The problem:
In the entries below, find each line with the word "false" and pull it out.

Excerpts from an interface dataset:
------------------------------------

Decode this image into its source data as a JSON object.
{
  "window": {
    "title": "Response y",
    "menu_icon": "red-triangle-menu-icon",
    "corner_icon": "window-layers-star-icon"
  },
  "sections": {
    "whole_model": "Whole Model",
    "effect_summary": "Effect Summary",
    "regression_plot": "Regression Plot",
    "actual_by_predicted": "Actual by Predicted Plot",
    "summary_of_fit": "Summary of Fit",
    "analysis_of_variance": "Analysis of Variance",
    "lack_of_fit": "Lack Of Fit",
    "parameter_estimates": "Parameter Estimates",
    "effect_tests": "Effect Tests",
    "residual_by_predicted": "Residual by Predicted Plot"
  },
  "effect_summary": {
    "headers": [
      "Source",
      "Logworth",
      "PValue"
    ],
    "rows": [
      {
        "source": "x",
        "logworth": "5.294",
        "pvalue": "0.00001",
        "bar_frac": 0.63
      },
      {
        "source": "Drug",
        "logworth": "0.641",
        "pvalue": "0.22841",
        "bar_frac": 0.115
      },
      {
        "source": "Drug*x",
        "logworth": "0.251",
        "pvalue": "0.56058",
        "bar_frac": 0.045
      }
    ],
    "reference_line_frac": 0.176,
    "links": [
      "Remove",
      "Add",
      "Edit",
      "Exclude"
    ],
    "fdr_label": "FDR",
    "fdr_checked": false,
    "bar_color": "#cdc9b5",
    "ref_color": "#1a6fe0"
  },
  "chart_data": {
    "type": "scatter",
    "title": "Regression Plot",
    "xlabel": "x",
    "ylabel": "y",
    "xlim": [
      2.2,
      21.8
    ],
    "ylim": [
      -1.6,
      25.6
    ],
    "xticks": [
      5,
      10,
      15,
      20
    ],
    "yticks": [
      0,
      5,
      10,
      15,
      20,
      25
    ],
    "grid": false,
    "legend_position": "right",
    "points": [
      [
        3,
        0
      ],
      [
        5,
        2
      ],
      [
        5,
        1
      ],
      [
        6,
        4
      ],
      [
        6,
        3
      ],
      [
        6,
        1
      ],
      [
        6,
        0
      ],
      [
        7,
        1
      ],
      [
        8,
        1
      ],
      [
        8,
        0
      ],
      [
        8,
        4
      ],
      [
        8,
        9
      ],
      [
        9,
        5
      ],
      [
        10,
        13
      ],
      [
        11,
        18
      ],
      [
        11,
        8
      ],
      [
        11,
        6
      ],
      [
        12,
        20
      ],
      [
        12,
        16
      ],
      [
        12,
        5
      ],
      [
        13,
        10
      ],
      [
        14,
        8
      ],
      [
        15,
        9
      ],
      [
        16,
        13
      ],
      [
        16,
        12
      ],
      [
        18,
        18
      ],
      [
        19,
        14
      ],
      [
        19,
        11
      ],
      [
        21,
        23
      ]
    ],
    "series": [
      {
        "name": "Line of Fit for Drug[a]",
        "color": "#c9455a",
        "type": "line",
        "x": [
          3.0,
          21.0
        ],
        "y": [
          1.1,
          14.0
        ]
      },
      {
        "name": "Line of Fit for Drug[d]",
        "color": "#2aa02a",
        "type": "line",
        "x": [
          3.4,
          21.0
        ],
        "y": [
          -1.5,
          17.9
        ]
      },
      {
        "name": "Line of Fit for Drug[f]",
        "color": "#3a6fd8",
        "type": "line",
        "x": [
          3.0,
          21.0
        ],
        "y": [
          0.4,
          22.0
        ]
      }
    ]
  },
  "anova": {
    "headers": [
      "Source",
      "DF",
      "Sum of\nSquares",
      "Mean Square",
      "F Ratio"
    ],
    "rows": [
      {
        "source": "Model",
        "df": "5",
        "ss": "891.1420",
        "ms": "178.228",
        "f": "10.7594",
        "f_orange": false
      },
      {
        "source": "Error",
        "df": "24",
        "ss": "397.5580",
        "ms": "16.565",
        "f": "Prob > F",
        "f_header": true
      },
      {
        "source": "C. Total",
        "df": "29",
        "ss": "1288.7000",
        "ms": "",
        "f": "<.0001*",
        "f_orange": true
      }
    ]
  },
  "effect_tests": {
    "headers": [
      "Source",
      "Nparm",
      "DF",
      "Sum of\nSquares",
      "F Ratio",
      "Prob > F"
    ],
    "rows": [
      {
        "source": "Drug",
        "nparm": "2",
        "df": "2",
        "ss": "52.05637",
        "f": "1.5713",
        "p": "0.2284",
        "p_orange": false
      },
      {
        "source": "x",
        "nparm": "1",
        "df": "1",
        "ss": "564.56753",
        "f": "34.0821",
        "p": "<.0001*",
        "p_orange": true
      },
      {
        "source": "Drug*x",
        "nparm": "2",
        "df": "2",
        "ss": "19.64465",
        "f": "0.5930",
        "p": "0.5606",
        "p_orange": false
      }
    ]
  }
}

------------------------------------

Your response:
    "fdr_checked": false,
    "grid": false,
        "f_orange": false
        "p_orange": false
        "p_orange": false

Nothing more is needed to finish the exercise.